 Amazingly, the collective average guess was only one pound less than the actual weight of 1,198 pounds and much closer than any of the livestock experts. He referred to this phenomenon as "The Wisdom of Crowds".

Following along the same line of thought, Nobel laureate Eugene Fama developed the Efficient Market Hypothesis (EMH). EMH states that it is impossible to "beat the market" because stock market efficiency causes existing share prices to always incorporate and reflect all relevant information. According to the EMH, stocks always trade at their fair value, making it impossible for investors to either purchase undervalued stocks or sell stocks for inflated prices. Both academic theory and actual experience show this theory to be true in the large cap domestic equity markets.

However, historically the Efficient Market Hypothesis has not held true in in small cap and foreign markets. The information flow to the market has been less than perfect, leading to pricing that does not accurately reflect the value of these companies.  Even twenty years ago, dedicated teams of multilingual analysts could pick through overlooked stocks in emerging markets to gain a sustainable edge over the local markets.  

If information is the key to security prices, how has the vast improvement in information distribution, largely driven by the internet, affected the efficiency of securities prices? More importantly, how can you use these changes to your advantage?  
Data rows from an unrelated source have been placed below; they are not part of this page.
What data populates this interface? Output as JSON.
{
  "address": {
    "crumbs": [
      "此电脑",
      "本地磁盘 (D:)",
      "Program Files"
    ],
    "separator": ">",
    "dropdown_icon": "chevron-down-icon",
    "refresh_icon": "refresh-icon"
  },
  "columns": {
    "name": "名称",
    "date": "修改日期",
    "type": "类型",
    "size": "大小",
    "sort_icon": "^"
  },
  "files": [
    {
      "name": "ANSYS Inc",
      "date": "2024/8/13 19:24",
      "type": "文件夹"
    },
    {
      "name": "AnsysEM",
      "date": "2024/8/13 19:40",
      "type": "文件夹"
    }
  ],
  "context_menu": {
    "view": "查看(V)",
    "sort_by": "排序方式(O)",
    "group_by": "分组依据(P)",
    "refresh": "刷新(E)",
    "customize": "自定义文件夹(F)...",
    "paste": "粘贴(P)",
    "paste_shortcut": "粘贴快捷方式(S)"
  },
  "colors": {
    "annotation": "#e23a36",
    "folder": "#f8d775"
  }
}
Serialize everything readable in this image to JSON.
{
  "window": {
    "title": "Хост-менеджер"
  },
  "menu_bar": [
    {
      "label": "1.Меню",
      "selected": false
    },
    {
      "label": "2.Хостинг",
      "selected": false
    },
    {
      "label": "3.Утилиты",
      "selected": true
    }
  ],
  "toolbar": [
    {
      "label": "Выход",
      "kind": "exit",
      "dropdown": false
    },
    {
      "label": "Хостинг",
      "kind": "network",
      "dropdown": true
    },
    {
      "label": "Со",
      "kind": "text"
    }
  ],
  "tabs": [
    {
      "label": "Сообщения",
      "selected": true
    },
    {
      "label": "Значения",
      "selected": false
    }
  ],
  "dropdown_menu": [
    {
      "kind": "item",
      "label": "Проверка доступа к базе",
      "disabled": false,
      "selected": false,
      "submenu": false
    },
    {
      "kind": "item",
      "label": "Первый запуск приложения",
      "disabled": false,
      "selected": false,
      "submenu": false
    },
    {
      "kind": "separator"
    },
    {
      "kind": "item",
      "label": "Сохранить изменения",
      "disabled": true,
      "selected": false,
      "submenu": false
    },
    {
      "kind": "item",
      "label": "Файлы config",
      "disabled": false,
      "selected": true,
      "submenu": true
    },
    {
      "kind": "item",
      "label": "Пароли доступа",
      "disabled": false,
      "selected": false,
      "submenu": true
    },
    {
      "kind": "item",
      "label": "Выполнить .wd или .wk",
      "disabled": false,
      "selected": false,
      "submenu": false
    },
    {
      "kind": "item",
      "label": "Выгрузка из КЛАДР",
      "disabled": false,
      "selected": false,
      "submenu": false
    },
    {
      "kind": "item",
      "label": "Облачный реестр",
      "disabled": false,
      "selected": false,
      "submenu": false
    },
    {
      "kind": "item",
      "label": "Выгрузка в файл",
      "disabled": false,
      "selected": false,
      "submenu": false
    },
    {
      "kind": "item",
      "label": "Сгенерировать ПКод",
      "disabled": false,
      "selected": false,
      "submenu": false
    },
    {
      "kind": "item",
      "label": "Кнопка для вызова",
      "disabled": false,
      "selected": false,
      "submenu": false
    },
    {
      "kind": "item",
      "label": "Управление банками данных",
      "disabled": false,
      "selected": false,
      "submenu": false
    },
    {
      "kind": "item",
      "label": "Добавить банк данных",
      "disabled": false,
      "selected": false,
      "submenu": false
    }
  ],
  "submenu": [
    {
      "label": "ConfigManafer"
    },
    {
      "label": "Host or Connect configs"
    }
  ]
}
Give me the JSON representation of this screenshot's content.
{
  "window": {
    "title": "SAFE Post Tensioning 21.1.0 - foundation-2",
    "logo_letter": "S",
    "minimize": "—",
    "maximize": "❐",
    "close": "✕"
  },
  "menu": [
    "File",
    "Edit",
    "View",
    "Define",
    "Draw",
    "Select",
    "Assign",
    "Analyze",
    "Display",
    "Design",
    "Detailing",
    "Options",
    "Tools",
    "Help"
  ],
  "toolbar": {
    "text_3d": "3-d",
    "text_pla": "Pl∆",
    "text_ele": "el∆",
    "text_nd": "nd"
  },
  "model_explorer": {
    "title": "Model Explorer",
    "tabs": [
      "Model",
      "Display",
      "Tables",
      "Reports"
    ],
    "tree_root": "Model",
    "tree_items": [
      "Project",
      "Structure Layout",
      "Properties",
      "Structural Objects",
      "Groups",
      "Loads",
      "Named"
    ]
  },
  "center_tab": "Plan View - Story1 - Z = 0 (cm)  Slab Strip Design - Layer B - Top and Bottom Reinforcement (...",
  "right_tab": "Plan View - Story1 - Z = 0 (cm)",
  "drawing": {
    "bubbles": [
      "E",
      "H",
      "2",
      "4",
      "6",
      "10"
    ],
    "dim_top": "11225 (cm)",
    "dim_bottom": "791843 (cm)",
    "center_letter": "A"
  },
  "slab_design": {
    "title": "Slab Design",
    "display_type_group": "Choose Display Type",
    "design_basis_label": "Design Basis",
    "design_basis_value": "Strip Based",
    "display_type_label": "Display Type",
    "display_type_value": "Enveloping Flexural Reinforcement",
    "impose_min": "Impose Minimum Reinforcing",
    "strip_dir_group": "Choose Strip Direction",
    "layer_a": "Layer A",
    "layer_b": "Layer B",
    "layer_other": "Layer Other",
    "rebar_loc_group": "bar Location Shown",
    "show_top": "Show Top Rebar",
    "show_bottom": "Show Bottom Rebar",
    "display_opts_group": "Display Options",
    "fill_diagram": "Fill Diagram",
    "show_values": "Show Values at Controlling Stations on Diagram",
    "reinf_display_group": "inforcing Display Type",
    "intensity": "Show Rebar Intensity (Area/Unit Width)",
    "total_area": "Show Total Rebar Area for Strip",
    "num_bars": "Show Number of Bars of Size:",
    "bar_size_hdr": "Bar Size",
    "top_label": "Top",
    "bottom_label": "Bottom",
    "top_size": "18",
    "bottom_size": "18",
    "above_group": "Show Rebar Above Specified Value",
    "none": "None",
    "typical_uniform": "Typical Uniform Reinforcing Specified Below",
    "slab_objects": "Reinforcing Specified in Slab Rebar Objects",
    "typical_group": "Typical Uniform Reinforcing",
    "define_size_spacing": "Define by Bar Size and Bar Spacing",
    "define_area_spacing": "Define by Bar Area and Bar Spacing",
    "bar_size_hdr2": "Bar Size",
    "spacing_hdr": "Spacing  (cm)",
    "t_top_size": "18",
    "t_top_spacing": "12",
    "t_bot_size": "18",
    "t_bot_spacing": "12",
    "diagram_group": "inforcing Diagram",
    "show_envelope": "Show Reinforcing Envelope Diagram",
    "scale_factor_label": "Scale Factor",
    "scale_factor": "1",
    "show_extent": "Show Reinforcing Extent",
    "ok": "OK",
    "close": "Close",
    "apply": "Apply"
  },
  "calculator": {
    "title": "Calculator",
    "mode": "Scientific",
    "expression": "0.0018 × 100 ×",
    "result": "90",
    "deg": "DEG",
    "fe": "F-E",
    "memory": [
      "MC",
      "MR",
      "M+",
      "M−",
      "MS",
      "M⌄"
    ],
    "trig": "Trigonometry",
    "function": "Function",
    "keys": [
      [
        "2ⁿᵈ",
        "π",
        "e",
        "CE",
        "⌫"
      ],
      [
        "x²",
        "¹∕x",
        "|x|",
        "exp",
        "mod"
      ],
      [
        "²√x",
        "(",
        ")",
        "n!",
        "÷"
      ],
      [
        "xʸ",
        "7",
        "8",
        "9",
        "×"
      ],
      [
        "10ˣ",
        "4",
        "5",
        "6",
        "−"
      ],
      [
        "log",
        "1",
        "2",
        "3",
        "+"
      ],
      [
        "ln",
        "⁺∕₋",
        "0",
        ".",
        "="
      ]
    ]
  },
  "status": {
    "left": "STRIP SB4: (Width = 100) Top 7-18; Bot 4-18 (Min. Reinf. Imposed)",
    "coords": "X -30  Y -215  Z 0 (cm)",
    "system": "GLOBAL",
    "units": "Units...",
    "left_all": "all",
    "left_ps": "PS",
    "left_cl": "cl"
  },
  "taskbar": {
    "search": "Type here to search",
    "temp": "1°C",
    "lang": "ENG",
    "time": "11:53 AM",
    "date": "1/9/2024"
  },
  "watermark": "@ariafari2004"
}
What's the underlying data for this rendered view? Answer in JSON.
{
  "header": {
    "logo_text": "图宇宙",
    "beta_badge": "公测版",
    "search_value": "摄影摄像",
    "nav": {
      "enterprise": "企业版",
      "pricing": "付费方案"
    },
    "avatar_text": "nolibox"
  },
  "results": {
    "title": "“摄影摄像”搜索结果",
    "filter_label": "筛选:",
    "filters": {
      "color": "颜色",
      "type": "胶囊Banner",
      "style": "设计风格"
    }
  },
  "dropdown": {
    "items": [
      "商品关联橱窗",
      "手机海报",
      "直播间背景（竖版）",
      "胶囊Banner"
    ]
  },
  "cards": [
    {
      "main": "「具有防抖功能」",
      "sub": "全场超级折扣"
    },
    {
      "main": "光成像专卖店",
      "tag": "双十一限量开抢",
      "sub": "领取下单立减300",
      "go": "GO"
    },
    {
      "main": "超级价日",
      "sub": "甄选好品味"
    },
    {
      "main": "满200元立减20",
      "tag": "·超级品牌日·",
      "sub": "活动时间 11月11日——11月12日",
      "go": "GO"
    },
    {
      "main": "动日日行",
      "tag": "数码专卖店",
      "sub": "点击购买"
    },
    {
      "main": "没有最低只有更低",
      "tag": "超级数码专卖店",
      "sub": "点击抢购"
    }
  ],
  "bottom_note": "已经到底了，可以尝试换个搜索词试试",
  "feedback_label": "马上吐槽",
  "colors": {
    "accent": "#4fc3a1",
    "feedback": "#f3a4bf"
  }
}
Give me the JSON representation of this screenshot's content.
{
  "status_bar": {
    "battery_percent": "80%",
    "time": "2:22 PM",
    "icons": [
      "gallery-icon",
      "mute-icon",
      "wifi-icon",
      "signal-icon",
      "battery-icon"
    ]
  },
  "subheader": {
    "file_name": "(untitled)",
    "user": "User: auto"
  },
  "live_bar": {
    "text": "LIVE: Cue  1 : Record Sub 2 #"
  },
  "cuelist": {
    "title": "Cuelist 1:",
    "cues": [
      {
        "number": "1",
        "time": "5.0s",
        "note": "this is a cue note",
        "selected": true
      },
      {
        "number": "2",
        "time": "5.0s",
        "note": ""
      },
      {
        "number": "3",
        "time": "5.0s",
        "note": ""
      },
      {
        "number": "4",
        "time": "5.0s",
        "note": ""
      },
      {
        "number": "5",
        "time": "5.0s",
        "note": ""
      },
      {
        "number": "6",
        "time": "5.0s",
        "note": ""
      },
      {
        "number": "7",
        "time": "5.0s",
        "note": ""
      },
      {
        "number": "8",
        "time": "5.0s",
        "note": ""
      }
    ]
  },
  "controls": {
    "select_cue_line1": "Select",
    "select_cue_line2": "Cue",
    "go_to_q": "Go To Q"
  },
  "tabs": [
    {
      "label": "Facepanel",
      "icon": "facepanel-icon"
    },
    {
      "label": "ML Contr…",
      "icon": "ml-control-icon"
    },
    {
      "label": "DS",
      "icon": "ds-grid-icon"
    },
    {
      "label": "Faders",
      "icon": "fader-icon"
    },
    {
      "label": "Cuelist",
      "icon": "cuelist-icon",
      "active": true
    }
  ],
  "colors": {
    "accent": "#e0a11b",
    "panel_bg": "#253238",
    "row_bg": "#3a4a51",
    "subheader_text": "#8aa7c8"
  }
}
The improvements in information flow has allowed for much better price discovery in these formerly inefficient markets. This means those markets are becoming more efficient as well, and again the advantage of trading in and out of these individual stocks has been truncated.

By using baskets of these securities, and eschewing the additional costs of active management, we have cut the cost of investing across these markets. In some cases, your cost of investing will be 1/20th of a traditional active manager.

Instead of actively managing individual positions, we have focused out attention on allocating properly and opportunistically across an ever expanding range of asset classes.  By using the “Wisdom of Crowds”, we have improved the efficiency of our portfolios, which at the end of the day, means you pay less and keep more.

Information Velocity & The Efficient Market Hypothesis